Train Avenue/Walworth Run UPDATE

Submitted by johnmcgovern on Mon, 07/24/2006 - 20:21.

The following story appears in the Summer 06 issue of Ohio Canal Corridor's newsletter .

Walworth Run – The Next Branch for the Towpath Trail?

It was back in 1996 when Ohio Canal Corridor led a planning charette in the ClarkMetro neighborhood that looked for a new vision for Train Avenue.  The daylong event was one of a half-dozen plans that were hatched throughout the city.  Others included a new park in Tremont where West 7 Street and West 10 Street merge along Railway Avenue and a park honoring surveyors in the Warehouse District between West 6 Street and West 9 Street/ just south of the Shoreway Ramp.  The exercises culminated in a booklet titled:  Green Spaces/People Places and was a component of the Lila Wallace/ Reader’s Digest funded park initiative under the direction of ParkWorks.

Ohio Canal Corridor immediately afterwards included Train Avenue in its annual RiverSweep program with the intent that this idea of a trail connection to the Towpath would not be lost, but rather that the neighborhood, through its represented Community Development Corporation, would awake to its potential. Thankfully, Clark-Metro has done just that. Last year, they teamed with a number of adjoining CDCs to submit a request to NOACA for funding under its Transportation for Livable Communities Initiative (TLCI) . Though they were unsuccessful, they regrouped and resubmitted again this year and were awarded $64,000 towards a $80,000 study that would explore a trail alignment and provide some estimated construction costs, identify benefits and spin-off development opportunities, and list potential funding sources. NPI contributed $12,000 towards the project and Ohio Canal Corridor (OECA) along with a number of stakeholder CDCs (Clark-Metro, Stockyards Development and Tremont West) have each added $1,000. As it stands, the planning will begin in 2007 and conclude in 2008.  Public input will be required and sought.  If you are interested in this project, please contact Abe Bruckman at Clark-Metro: 216-741-9500.

Additional ideas for Train Ave / Walworth Run can be found at
CSU's Levin College of Urban Affairs

Master of Urban Planning, Design, and Development (MUPDD)
PDD 611 Planning Capstone, Spring 2004
Train Avenue/Walworth Run Corridor

The Course Description contains the following information about Train Ave / Walworth Run

The corridor runs approximately two miles from W. 65th St. eastward to the Cuyahoga River. In the western end, the corridor is located directly to the south of the I-90 interstate; in its eastern third, the corridor study site turns northward toward the Cuyahoga River. Train Ave. is so-named for its proximity to several rail lines that run in the corridor. These railways were placed in the area in the late 19th and early 20th century as the west side neighborhoods of Cleveland developed. The trains were located in a natural ravine, which contained Walworth Run, a small tributary stream that emptied into the Cuyahoga River. Walworth Run was a valley riparian corridor containing several ponds, and drew early settlers, livestock businesses and slaughterhouses. The stream was gradually culverted and eventually buried underground, becoming part of the city's growing sewer system during the early 20th century.

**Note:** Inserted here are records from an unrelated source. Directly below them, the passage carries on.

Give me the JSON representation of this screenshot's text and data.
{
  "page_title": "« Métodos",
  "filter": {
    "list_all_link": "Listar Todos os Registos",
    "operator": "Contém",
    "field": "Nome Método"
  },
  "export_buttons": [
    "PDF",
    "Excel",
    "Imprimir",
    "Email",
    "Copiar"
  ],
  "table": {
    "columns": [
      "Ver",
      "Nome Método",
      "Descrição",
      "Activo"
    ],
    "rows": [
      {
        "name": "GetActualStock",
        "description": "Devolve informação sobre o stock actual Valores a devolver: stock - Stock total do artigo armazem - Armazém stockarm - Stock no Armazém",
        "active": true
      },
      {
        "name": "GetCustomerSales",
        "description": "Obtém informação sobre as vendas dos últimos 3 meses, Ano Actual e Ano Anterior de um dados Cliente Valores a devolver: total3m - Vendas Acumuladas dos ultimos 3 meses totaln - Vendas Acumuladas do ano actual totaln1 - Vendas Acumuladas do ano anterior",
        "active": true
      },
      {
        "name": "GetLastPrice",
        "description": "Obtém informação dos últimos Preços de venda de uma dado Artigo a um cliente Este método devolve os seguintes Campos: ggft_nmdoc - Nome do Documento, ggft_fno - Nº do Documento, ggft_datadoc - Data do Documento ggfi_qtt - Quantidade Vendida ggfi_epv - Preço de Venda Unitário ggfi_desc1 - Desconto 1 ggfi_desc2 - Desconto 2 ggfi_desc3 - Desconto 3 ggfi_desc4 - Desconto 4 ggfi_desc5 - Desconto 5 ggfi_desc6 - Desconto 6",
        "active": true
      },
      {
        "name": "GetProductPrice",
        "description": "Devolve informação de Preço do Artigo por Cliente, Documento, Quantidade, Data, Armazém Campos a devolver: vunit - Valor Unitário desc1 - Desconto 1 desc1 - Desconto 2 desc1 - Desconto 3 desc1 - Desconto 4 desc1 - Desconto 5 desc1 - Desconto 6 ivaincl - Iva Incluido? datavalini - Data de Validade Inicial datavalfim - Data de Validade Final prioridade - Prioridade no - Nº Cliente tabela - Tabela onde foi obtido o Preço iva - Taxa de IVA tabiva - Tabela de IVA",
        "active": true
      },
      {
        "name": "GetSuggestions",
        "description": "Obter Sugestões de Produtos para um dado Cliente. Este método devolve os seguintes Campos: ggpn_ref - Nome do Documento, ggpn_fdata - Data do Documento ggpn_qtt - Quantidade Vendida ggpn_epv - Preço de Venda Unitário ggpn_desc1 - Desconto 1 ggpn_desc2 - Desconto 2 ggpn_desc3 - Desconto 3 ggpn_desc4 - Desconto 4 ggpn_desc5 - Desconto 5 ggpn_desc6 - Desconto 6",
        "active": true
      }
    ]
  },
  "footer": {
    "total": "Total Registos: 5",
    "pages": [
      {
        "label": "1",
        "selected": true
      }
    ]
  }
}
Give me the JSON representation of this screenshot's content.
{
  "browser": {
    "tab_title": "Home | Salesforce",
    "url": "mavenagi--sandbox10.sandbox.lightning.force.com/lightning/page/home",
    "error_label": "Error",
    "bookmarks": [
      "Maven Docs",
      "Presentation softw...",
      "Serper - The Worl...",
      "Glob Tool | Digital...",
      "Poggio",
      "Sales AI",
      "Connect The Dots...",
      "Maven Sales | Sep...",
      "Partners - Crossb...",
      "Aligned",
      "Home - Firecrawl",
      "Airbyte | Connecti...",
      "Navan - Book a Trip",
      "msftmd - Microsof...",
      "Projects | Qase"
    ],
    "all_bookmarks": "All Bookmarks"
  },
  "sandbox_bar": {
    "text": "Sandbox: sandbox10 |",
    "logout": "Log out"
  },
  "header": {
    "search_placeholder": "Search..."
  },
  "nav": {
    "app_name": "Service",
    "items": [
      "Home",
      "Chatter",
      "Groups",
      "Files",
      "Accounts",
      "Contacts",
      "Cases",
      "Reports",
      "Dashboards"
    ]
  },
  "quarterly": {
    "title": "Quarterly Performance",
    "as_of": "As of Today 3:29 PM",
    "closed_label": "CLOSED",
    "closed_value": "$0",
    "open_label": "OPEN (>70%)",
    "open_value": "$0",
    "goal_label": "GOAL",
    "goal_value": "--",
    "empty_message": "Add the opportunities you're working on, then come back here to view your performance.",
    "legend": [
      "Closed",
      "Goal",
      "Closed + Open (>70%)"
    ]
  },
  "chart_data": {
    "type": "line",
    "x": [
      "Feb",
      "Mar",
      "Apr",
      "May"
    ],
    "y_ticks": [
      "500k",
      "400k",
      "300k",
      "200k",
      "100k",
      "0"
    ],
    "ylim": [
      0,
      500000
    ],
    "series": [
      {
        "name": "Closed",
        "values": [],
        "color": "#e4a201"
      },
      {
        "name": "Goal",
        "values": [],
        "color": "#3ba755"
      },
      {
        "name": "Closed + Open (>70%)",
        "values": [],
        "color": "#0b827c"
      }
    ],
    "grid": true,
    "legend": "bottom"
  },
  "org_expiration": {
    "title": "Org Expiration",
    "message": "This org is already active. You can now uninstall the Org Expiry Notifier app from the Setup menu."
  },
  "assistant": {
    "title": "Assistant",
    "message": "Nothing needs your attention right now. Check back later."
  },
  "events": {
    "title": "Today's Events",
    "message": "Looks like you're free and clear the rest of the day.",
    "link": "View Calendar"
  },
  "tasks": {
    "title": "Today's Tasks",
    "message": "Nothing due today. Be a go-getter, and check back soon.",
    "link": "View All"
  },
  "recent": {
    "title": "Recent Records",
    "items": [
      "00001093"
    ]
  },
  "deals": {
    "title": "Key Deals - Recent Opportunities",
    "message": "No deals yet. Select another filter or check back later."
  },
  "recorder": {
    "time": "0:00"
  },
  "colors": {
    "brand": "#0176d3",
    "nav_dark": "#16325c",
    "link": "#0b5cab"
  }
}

Today scant evidence of the existence of a vibrant stream remains, although the topography of the area reveals its former location. The Train Ave. /Walworth Run corridor is a "forgotten landscape" except for the business located in its boundaries, and the neighborhoods directly adjacent to its south. The road is in need of repair, the area is subject to frequent litter and dumping, and is used as a "cut through" to Cleveland's downtown from the west side neighborhoods.

The study site corridor is a challenging exercise for a planning studio. Students were asked to generate ideas for the regeneration of the Train Ave./Walworth Run Corridor and develop suggestions for actions that can be used to restore its social and economic vitality, its connections to the surrounding neighborhoods, and its aesthetic and natural beauty. The project was carried out in conjunction with a steering committee of clients: the Cuyahoga County Planning Commission, the City of Cleveland, and three community-based redevelopment organizations: Stockyards, Clark-Metro and Tremont.

Planning & Development is getting very interesting in Cleveland as connections between neighborhoods and nature begin to!

Fascinating area I don't know at all: Train Avenue

Very interesting John. I don't know this area off the beaten path at all - thanks for sharing on this. This brings my thinking back to a really powerful open GIS project to map all the existing greenspaces, industrial, commercial and residential and then to be able to see the impact of various enhancements - and what the full towpath plan looks like when complete, with all the new housing planned, vacant turned into reuse... even with all the visuals you post here, it is hard to get the big picture. Any idaes how to enhance the overview? Sudhir and others are working on ideas for enhanced mapping - can this go anywhere?

Disrupt IT